* [Exercise material]

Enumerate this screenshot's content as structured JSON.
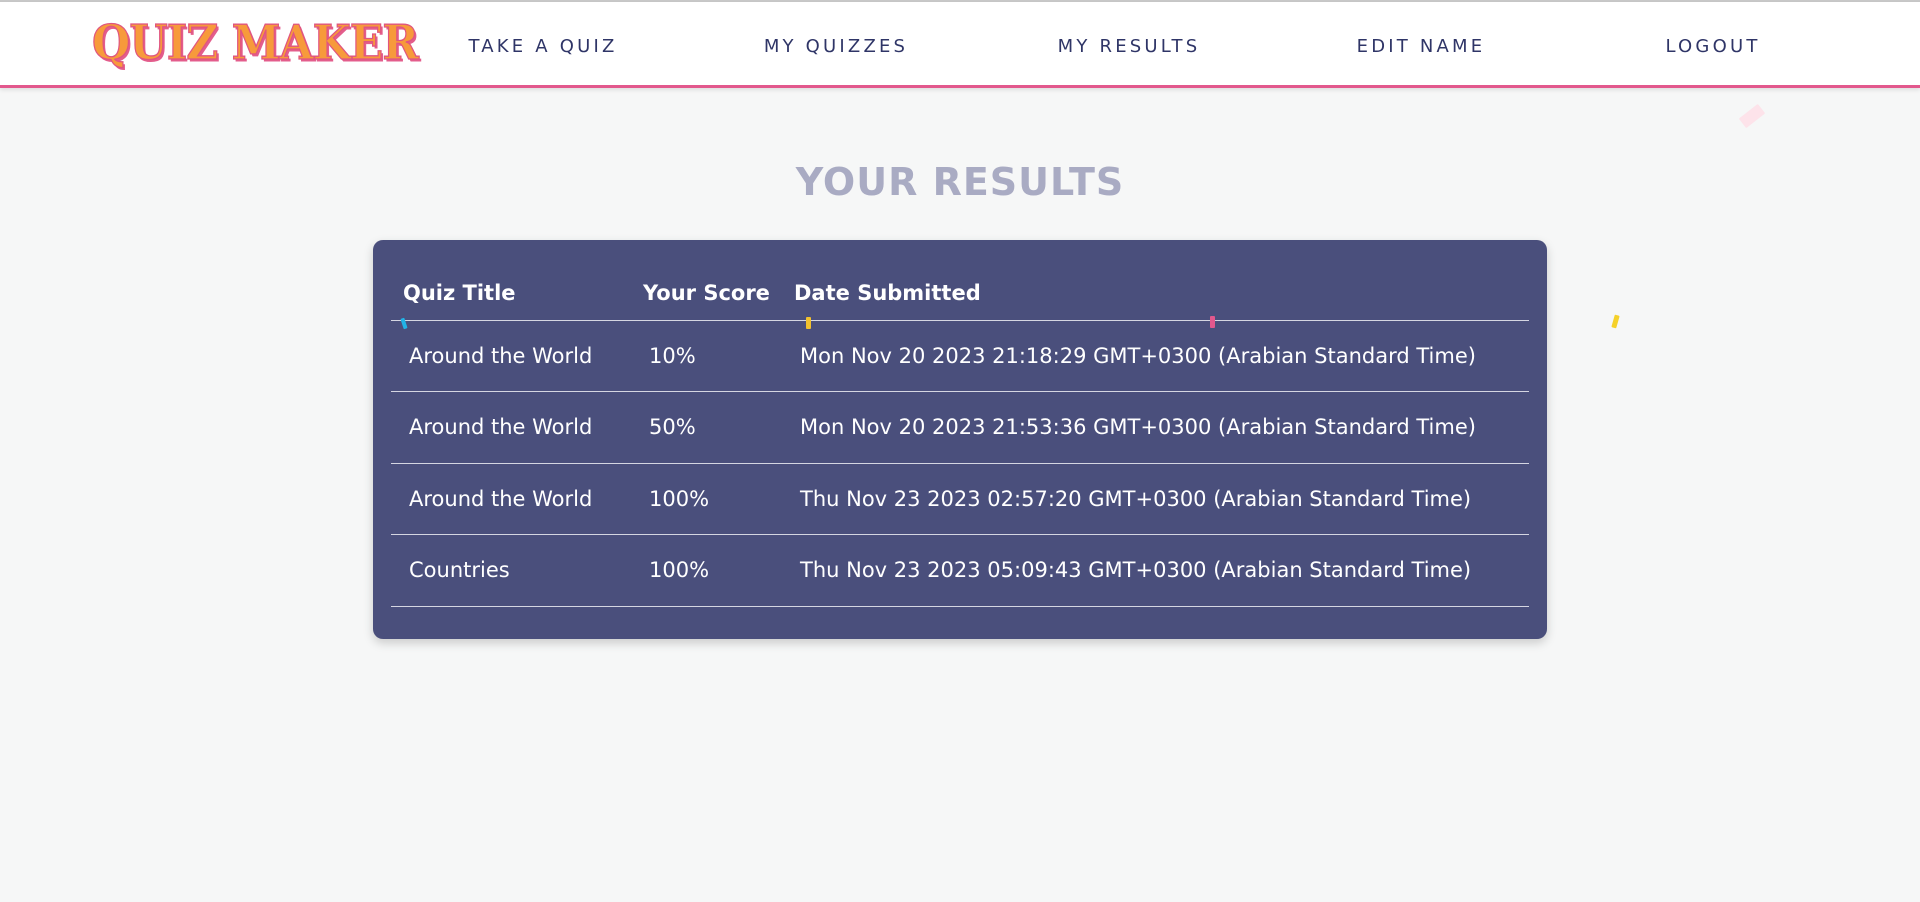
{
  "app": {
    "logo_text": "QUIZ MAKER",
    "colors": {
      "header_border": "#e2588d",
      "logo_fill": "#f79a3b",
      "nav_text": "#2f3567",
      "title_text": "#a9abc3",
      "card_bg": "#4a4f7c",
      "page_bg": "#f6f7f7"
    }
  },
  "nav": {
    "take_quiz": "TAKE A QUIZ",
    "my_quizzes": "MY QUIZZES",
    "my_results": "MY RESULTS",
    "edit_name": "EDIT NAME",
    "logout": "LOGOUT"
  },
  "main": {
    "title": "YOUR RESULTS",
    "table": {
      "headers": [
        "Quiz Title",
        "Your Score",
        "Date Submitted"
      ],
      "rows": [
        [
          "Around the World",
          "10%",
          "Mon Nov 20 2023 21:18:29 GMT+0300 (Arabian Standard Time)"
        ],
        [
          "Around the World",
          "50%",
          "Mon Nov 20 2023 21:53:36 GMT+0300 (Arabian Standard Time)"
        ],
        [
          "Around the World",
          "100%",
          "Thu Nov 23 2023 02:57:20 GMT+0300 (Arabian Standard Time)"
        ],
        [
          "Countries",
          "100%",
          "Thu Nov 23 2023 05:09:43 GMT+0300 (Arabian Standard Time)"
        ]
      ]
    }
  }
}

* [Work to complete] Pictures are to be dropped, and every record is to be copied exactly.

* [Answer section]
Enumerate this screenshot's content as structured JSON.
{
  "app": {
    "logo_text": "QUIZ MAKER",
    "colors": {
      "header_border": "#e2588d",
      "logo_fill": "#f79a3b",
      "nav_text": "#2f3567",
      "title_text": "#a9abc3",
      "card_bg": "#4a4f7c",
      "page_bg": "#f6f7f7"
    }
  },
  "nav": {
    "take_quiz": "TAKE A QUIZ",
    "my_quizzes": "MY QUIZZES",
    "my_results": "MY RESULTS",
    "edit_name": "EDIT NAME",
    "logout": "LOGOUT"
  },
  "main": {
    "title": "YOUR RESULTS",
    "table": {
      "headers": [
        "Quiz Title",
        "Your Score",
        "Date Submitted"
      ],
      "rows": [
        [
          "Around the World",
          "10%",
          "Mon Nov 20 2023 21:18:29 GMT+0300 (Arabian Standard Time)"
        ],
        [
          "Around the World",
          "50%",
          "Mon Nov 20 2023 21:53:36 GMT+0300 (Arabian Standard Time)"
        ],
        [
          "Around the World",
          "100%",
          "Thu Nov 23 2023 02:57:20 GMT+0300 (Arabian Standard Time)"
        ],
        [
          "Countries",
          "100%",
          "Thu Nov 23 2023 05:09:43 GMT+0300 (Arabian Standard Time)"
        ]
      ]
    }
  }
}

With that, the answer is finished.